● **What is required**
For the records below, give the number of lines containing the word "label" and no other text.

● **Data records for software interfaces**
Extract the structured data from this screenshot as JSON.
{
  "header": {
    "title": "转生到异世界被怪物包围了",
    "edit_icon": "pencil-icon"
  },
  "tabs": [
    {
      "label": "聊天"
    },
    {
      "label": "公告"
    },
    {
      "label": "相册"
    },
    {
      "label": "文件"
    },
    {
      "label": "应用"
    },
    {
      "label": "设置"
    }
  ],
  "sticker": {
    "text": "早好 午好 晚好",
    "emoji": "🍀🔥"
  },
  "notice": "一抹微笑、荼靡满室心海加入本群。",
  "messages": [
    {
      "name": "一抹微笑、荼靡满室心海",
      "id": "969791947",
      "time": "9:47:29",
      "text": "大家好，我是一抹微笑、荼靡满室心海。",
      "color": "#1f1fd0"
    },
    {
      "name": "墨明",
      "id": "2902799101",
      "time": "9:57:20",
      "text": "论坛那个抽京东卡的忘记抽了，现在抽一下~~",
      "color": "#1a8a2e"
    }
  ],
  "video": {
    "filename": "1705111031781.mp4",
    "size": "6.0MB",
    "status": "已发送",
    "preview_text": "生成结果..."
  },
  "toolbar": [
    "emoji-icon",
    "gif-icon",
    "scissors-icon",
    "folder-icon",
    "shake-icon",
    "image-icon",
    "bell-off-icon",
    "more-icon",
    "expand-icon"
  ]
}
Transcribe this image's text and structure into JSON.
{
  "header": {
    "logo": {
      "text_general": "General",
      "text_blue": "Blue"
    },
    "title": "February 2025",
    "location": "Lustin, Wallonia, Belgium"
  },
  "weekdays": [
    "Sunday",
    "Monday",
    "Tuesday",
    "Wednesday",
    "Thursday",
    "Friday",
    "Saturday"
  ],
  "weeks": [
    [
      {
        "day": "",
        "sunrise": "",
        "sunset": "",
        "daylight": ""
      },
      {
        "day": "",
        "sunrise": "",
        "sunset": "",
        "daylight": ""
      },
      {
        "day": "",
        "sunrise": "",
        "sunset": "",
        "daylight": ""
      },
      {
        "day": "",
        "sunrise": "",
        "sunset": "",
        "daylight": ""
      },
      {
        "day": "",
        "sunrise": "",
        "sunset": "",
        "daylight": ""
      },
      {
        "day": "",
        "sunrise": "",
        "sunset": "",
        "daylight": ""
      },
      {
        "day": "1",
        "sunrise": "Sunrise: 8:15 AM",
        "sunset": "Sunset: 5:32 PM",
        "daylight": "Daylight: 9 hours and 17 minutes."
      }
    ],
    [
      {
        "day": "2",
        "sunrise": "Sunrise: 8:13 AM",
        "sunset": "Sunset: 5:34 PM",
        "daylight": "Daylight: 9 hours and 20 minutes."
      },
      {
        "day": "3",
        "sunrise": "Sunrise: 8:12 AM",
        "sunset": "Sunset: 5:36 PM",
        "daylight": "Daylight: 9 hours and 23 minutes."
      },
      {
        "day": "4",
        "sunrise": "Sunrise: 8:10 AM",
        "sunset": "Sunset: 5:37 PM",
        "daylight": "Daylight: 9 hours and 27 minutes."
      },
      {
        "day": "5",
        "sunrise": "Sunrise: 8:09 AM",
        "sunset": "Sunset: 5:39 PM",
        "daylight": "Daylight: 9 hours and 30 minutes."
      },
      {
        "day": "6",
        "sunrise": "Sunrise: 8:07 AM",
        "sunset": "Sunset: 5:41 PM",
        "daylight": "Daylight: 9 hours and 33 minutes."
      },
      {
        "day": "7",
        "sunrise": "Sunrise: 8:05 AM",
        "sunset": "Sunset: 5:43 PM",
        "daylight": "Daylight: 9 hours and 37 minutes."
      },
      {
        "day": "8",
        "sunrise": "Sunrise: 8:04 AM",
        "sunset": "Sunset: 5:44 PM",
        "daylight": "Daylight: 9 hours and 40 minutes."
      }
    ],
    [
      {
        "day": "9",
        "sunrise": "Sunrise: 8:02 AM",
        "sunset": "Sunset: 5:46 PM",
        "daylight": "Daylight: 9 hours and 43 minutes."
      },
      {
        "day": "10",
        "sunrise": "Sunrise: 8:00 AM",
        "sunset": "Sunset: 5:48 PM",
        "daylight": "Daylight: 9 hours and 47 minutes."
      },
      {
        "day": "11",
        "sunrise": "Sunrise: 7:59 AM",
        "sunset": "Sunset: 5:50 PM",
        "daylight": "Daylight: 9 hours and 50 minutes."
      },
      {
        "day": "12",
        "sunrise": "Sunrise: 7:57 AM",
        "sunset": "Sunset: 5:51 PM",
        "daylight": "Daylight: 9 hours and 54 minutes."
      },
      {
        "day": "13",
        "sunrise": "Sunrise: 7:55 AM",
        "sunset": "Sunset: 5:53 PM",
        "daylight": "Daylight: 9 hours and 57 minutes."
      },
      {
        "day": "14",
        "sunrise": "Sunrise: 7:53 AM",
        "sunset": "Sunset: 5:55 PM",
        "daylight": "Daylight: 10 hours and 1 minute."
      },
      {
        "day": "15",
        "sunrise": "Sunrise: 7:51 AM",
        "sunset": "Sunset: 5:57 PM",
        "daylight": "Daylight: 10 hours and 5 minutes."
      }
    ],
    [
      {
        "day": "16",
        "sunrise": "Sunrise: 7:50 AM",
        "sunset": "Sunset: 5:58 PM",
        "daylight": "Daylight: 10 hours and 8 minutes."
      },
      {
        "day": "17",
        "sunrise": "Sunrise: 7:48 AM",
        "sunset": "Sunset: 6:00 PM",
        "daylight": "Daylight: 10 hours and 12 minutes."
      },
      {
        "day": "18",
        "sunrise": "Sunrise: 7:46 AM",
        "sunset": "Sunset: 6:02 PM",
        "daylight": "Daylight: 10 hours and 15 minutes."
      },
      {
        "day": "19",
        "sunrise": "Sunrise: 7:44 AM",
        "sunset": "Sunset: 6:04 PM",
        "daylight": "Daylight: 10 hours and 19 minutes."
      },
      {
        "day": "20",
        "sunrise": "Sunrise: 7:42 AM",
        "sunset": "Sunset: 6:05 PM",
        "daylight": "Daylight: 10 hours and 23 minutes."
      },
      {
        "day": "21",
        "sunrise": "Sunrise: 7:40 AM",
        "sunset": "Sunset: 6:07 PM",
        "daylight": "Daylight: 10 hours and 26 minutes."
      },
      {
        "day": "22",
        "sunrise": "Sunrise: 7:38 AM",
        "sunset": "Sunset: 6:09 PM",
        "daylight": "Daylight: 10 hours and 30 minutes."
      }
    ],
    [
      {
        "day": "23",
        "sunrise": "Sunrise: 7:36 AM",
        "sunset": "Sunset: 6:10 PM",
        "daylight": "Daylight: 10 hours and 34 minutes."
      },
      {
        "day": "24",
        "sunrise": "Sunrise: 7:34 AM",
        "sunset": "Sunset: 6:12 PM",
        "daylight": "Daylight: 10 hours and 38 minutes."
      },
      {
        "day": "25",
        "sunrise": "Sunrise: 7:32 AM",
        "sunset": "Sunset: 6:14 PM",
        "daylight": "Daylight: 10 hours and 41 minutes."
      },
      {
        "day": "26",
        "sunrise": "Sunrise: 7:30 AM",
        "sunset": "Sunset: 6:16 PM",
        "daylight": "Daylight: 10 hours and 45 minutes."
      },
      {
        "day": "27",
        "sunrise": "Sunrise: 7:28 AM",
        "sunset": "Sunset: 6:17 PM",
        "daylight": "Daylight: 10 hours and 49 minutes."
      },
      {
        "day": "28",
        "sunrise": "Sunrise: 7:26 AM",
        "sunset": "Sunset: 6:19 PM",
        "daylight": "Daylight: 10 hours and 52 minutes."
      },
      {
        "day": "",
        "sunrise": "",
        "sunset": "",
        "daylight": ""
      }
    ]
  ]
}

● **Expected answer**
6